Local businesses can connect with future opportunities in Gippsland’s emerging offshore wind sector through a study now underway for Star of the South, Australia’s first proposed offshore wind project.
The project, proposed to be located off the coast of Gippsland in Victoria, has the potential to supply up to 20% of the state’s electricity needs and generate enough electricity to power up to 1.2 million homes.
Star of the South is currently in the feasibility and development phase. A range of government approvals will be needed to construct and operate the offshore wind farm.
“It typically takes around 10 years to develop and build an offshore wind project.
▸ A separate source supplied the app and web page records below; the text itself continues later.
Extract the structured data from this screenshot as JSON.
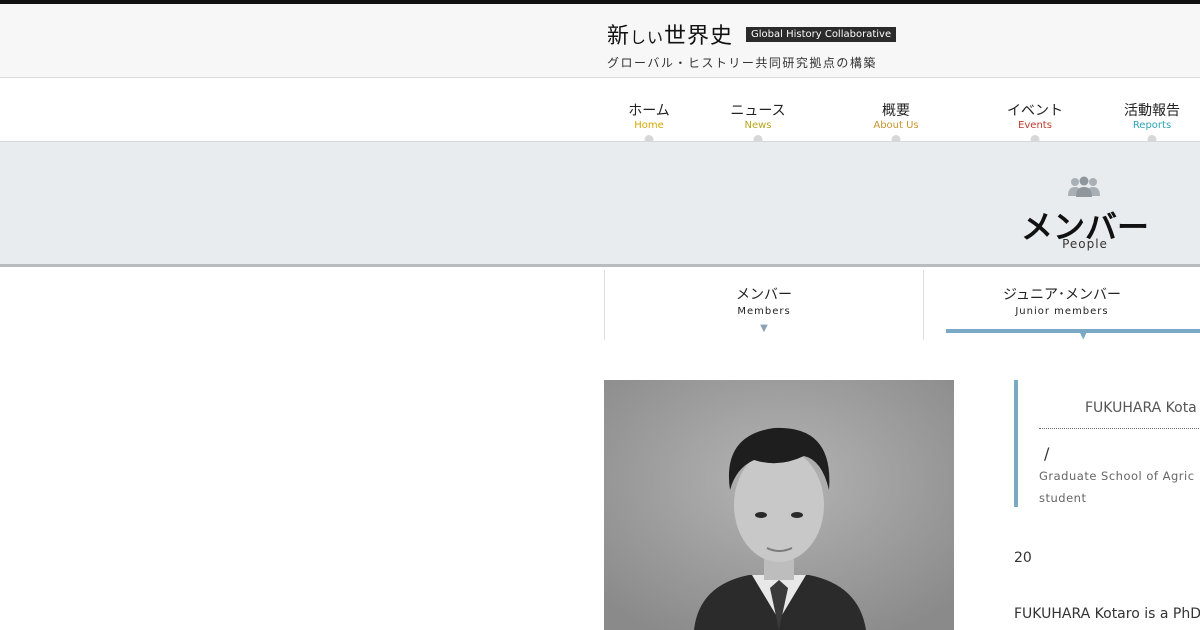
{
  "header": {
    "logo_jp_a": "新",
    "logo_jp_b": "しい",
    "logo_jp_c": "世界史",
    "badge": "Global History Collaborative",
    "subtitle": "グローバル・ヒストリー共同研究拠点の構築"
  },
  "nav": [
    {
      "jp": "ホーム",
      "en": "Home",
      "color": "#d4a800"
    },
    {
      "jp": "ニュース",
      "en": "News",
      "color": "#b7a51a"
    },
    {
      "jp": "概要",
      "en": "About Us",
      "color": "#c8952d"
    },
    {
      "jp": "イベント",
      "en": "Events",
      "color": "#c0392b"
    },
    {
      "jp": "活動報告",
      "en": "Reports",
      "color": "#2aa3b5"
    }
  ],
  "banner": {
    "icon": "people-icon",
    "title": "メンバー",
    "subtitle": "People"
  },
  "tabs": {
    "members": {
      "jp": "メンバー",
      "en": "Members"
    },
    "junior": {
      "jp": "ジュニア･メンバー",
      "en": "Junior members"
    },
    "arrow": "▼",
    "accent": "#7aa9c6"
  },
  "profile": {
    "name": "FUKUHARA Kota",
    "slash": "/",
    "affiliation_line1": "Graduate School of Agric",
    "affiliation_line2": "student"
  },
  "year": "20",
  "bio": "FUKUHARA Kotaro is a PhD"
}
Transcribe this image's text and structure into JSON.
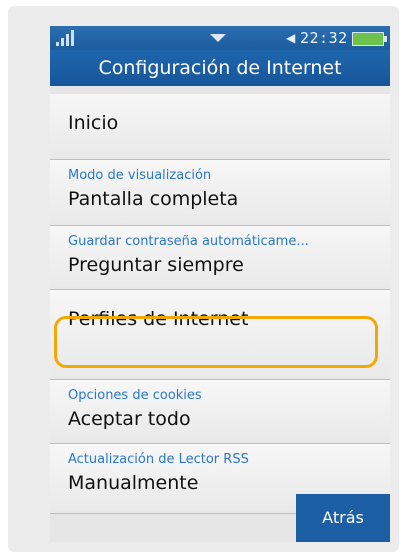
{
  "status_bar": {
    "time": "22:32",
    "icons": [
      "signal-icon",
      "dropdown-arrow-icon",
      "speaker-icon",
      "battery-icon"
    ]
  },
  "header": {
    "title": "Configuración de Internet"
  },
  "settings": [
    {
      "id": "inicio",
      "subtitle": "",
      "value": "Inicio"
    },
    {
      "id": "modo",
      "subtitle": "Modo de visualización",
      "value": "Pantalla completa"
    },
    {
      "id": "guardar",
      "subtitle": "Guardar contraseña automáticame...",
      "value": "Preguntar siempre"
    },
    {
      "id": "perfiles",
      "subtitle": "",
      "value": "Perfiles de Internet"
    },
    {
      "id": "cookies",
      "subtitle": "Opciones de cookies",
      "value": "Aceptar todo"
    },
    {
      "id": "rss",
      "subtitle": "Actualización de Lector RSS",
      "value": "Manualmente"
    }
  ],
  "softkeys": {
    "back_label": "Atrás"
  },
  "colors": {
    "title_bar": "#1f66ad",
    "subtitle_text": "#2a78c8",
    "highlight_border": "#f2a800",
    "back_button": "#1c5fa5"
  }
}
If Star of the South is feasible and the necessary approvals are granted, construction could begin around the middle of the decade,” ICN Vic Industry Advisor Colin Young said.
Star of the South is expected to create up to 2,000 direct jobs in Victoria, including around 760 Gippsland jobs during construction and 200 long-term jobs during operation.
In a recent media release, Star of the South said businesses who complete an expression of interest on the project’s ICN Gateway may feature in an offshore wind local supplier directory and promoted across the global offshore wind supply chain. The directory will also include local steel, manufacturing, Traditional Owner, and social and inclusive procurement opportunities.
Star of the South has identified more than 100 opportunities for local businesses to supply the offshore wind sector including welding, excavation, electrical, vessel and helicopter services, fencing and safety equipment.
“Our goal is to connect local businesses that can help bring offshore wind projects to life with buyers from across the globe – not just for Star of the South but for other offshore wind projects in Australia and the world,” Star of the South CEO Charles Rattray said.
“We’re excited to show the world what Gippsland, Victoria and Australia have to offer and ensure local businesses are well-positioned to make the most of opportunities and grow local jobs.
“We expect our contractors to work with local suppliers, Traditional Owner and Indigenous-owned businesses, and social enterprises – the directory will make it easy for them and increase use of local businesses.
“Expressing interest through our ICN Gateway is the best first step to get involved.”
Contracts and work packages are likely to include materials and construction related to:
- Landscaping supplies
- Plant hire
- Earthmoving services
- Quarry products
- Structural concrete
- Welfare facilities
- Steel fabrication
- Soil and water testing
- Signage, marking and signwriting
- Waste management services
- Fuel supply
- Security systems
- Generator sets
- Diving services
- Charter and coach services
- Crew transfer vessels
- Wind turbine consumables
- Wind turbine blade inspection and repair
- Professional services
Businesses are encouraged to register and identify work packages relevant to capabilities on the project’s ICN Gateway page before 30 September. Other work packages are expected to be released as the project progresses.